* _DATASET EXTRACT_:
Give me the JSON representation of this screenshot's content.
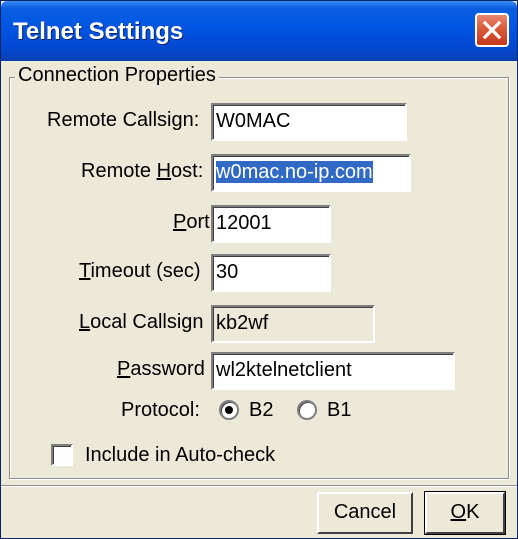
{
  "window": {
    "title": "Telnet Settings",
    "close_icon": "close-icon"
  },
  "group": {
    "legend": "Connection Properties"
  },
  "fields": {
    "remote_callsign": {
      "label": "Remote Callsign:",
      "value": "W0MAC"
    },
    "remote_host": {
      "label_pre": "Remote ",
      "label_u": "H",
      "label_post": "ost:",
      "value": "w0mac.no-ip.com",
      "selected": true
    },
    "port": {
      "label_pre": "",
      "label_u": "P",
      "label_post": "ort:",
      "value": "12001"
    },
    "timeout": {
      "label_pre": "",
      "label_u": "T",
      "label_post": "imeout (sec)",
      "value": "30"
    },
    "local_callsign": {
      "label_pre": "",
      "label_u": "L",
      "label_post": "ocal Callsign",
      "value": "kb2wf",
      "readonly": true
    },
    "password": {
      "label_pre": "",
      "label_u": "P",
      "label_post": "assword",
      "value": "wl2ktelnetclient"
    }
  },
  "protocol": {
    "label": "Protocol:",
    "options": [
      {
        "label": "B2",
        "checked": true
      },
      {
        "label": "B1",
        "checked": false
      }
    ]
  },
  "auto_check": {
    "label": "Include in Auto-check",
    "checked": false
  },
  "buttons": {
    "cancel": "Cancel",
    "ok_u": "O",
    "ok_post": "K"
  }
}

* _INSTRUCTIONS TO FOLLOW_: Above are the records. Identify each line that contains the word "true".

* _ANSWER BELOW_:
      "selected": true
      "readonly": true
        "checked": true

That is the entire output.